Problem to work on → All of the data should be restated word for word.

[Dataset rows for apps and sites]

▬▬▬

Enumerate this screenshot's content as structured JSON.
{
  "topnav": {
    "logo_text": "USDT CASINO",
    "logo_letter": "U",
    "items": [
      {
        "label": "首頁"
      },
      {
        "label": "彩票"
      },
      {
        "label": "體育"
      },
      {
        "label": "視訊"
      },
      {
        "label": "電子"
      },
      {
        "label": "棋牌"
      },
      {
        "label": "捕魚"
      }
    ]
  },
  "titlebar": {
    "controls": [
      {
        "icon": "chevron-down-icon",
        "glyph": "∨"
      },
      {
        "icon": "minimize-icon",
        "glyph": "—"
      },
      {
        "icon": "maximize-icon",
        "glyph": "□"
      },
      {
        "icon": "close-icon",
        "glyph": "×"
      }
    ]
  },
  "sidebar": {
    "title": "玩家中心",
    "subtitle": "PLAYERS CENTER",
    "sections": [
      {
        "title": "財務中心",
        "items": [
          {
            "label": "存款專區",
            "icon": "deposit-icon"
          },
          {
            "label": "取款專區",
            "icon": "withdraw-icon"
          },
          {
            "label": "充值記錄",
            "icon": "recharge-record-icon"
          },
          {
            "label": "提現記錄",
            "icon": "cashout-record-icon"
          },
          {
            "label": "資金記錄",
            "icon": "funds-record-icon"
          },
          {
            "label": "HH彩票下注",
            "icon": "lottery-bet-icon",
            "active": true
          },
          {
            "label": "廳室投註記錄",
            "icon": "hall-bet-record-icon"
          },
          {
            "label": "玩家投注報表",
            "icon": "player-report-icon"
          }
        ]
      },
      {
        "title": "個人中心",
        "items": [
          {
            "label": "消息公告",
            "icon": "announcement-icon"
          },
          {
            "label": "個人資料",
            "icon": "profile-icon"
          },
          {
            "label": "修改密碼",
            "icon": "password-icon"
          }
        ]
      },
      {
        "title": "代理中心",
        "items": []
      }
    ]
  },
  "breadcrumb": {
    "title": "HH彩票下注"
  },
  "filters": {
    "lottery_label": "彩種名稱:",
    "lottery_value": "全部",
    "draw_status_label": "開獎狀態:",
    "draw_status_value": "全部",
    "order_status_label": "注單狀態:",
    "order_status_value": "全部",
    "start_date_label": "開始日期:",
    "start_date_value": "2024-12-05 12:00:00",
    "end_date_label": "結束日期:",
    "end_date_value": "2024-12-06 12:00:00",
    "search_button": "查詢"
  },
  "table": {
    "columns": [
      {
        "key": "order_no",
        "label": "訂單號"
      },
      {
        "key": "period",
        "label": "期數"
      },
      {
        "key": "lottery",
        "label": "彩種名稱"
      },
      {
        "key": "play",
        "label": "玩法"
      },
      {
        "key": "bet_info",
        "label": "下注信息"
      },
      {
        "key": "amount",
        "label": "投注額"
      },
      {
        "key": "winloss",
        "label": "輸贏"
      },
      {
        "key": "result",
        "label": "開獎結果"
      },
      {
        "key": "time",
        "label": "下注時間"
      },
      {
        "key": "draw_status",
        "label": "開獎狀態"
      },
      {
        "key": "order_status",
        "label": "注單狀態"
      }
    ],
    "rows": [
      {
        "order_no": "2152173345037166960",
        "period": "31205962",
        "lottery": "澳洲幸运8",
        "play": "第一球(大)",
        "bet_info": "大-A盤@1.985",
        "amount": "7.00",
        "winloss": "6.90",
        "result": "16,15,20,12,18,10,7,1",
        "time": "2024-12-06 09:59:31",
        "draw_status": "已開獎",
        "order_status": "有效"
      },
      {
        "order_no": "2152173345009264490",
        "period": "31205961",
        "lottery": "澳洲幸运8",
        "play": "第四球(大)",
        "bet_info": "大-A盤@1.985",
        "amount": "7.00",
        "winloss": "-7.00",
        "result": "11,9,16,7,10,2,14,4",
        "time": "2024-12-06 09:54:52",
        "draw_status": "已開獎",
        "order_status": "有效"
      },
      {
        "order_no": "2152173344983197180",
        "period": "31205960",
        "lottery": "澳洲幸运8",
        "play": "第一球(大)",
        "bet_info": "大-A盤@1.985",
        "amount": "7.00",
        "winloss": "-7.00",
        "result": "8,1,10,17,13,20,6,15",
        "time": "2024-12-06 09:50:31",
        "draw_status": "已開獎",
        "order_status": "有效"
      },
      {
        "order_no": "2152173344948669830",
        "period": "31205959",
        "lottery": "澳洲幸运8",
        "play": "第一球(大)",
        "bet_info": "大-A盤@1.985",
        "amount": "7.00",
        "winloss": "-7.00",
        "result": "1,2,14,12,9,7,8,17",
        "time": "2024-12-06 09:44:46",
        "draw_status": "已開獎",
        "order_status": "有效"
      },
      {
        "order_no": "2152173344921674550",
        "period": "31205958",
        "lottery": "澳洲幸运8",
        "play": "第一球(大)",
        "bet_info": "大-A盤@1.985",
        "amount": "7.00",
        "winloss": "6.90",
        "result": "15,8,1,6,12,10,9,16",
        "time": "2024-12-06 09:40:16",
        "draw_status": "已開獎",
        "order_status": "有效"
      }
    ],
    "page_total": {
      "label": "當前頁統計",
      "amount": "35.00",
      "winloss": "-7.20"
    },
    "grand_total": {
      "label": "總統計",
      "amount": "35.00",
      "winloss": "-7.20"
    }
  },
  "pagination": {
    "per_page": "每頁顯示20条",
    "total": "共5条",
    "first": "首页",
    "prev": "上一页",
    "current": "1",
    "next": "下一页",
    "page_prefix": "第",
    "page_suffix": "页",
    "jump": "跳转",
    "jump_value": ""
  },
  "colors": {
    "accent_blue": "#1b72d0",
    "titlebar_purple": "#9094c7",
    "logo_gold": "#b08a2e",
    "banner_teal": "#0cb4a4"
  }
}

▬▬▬

Answer for this exercise →
Enumerate this screenshot's content as structured JSON.
{
  "topnav": {
    "logo_text": "USDT CASINO",
    "logo_letter": "U",
    "items": [
      {
        "label": "首頁"
      },
      {
        "label": "彩票"
      },
      {
        "label": "體育"
      },
      {
        "label": "視訊"
      },
      {
        "label": "電子"
      },
      {
        "label": "棋牌"
      },
      {
        "label": "捕魚"
      }
    ]
  },
  "titlebar": {
    "controls": [
      {
        "icon": "chevron-down-icon",
        "glyph": "∨"
      },
      {
        "icon": "minimize-icon",
        "glyph": "—"
      },
      {
        "icon": "maximize-icon",
        "glyph": "□"
      },
      {
        "icon": "close-icon",
        "glyph": "×"
      }
    ]
  },
  "sidebar": {
    "title": "玩家中心",
    "subtitle": "PLAYERS CENTER",
    "sections": [
      {
        "title": "財務中心",
        "items": [
          {
            "label": "存款專區",
            "icon": "deposit-icon"
          },
          {
            "label": "取款專區",
            "icon": "withdraw-icon"
          },
          {
            "label": "充值記錄",
            "icon": "recharge-record-icon"
          },
          {
            "label": "提現記錄",
            "icon": "cashout-record-icon"
          },
          {
            "label": "資金記錄",
            "icon": "funds-record-icon"
          },
          {
            "label": "HH彩票下注",
            "icon": "lottery-bet-icon",
            "active": true
          },
          {
            "label": "廳室投註記錄",
            "icon": "hall-bet-record-icon"
          },
          {
            "label": "玩家投注報表",
            "icon": "player-report-icon"
          }
        ]
      },
      {
        "title": "個人中心",
        "items": [
          {
            "label": "消息公告",
            "icon": "announcement-icon"
          },
          {
            "label": "個人資料",
            "icon": "profile-icon"
          },
          {
            "label": "修改密碼",
            "icon": "password-icon"
          }
        ]
      },
      {
        "title": "代理中心",
        "items": []
      }
    ]
  },
  "breadcrumb": {
    "title": "HH彩票下注"
  },
  "filters": {
    "lottery_label": "彩種名稱:",
    "lottery_value": "全部",
    "draw_status_label": "開獎狀態:",
    "draw_status_value": "全部",
    "order_status_label": "注單狀態:",
    "order_status_value": "全部",
    "start_date_label": "開始日期:",
    "start_date_value": "2024-12-05 12:00:00",
    "end_date_label": "結束日期:",
    "end_date_value": "2024-12-06 12:00:00",
    "search_button": "查詢"
  },
  "table": {
    "columns": [
      {
        "key": "order_no",
        "label": "訂單號"
      },
      {
        "key": "period",
        "label": "期數"
      },
      {
        "key": "lottery",
        "label": "彩種名稱"
      },
      {
        "key": "play",
        "label": "玩法"
      },
      {
        "key": "bet_info",
        "label": "下注信息"
      },
      {
        "key": "amount",
        "label": "投注額"
      },
      {
        "key": "winloss",
        "label": "輸贏"
      },
      {
        "key": "result",
        "label": "開獎結果"
      },
      {
        "key": "time",
        "label": "下注時間"
      },
      {
        "key": "draw_status",
        "label": "開獎狀態"
      },
      {
        "key": "order_status",
        "label": "注單狀態"
      }
    ],
    "rows": [
      {
        "order_no": "2152173345037166960",
        "period": "31205962",
        "lottery": "澳洲幸运8",
        "play": "第一球(大)",
        "bet_info": "大-A盤@1.985",
        "amount": "7.00",
        "winloss": "6.90",
        "result": "16,15,20,12,18,10,7,1",
        "time": "2024-12-06 09:59:31",
        "draw_status": "已開獎",
        "order_status": "有效"
      },
      {
        "order_no": "2152173345009264490",
        "period": "31205961",
        "lottery": "澳洲幸运8",
        "play": "第四球(大)",
        "bet_info": "大-A盤@1.985",
        "amount": "7.00",
        "winloss": "-7.00",
        "result": "11,9,16,7,10,2,14,4",
        "time": "2024-12-06 09:54:52",
        "draw_status": "已開獎",
        "order_status": "有效"
      },
      {
        "order_no": "2152173344983197180",
        "period": "31205960",
        "lottery": "澳洲幸运8",
        "play": "第一球(大)",
        "bet_info": "大-A盤@1.985",
        "amount": "7.00",
        "winloss": "-7.00",
        "result": "8,1,10,17,13,20,6,15",
        "time": "2024-12-06 09:50:31",
        "draw_status": "已開獎",
        "order_status": "有效"
      },
      {
        "order_no": "2152173344948669830",
        "period": "31205959",
        "lottery": "澳洲幸运8",
        "play": "第一球(大)",
        "bet_info": "大-A盤@1.985",
        "amount": "7.00",
        "winloss": "-7.00",
        "result": "1,2,14,12,9,7,8,17",
        "time": "2024-12-06 09:44:46",
        "draw_status": "已開獎",
        "order_status": "有效"
      },
      {
        "order_no": "2152173344921674550",
        "period": "31205958",
        "lottery": "澳洲幸运8",
        "play": "第一球(大)",
        "bet_info": "大-A盤@1.985",
        "amount": "7.00",
        "winloss": "6.90",
        "result": "15,8,1,6,12,10,9,16",
        "time": "2024-12-06 09:40:16",
        "draw_status": "已開獎",
        "order_status": "有效"
      }
    ],
    "page_total": {
      "label": "當前頁統計",
      "amount": "35.00",
      "winloss": "-7.20"
    },
    "grand_total": {
      "label": "總統計",
      "amount": "35.00",
      "winloss": "-7.20"
    }
  },
  "pagination": {
    "per_page": "每頁顯示20条",
    "total": "共5条",
    "first": "首页",
    "prev": "上一页",
    "current": "1",
    "next": "下一页",
    "page_prefix": "第",
    "page_suffix": "页",
    "jump": "跳转",
    "jump_value": ""
  },
  "colors": {
    "accent_blue": "#1b72d0",
    "titlebar_purple": "#9094c7",
    "logo_gold": "#b08a2e",
    "banner_teal": "#0cb4a4"
  }
}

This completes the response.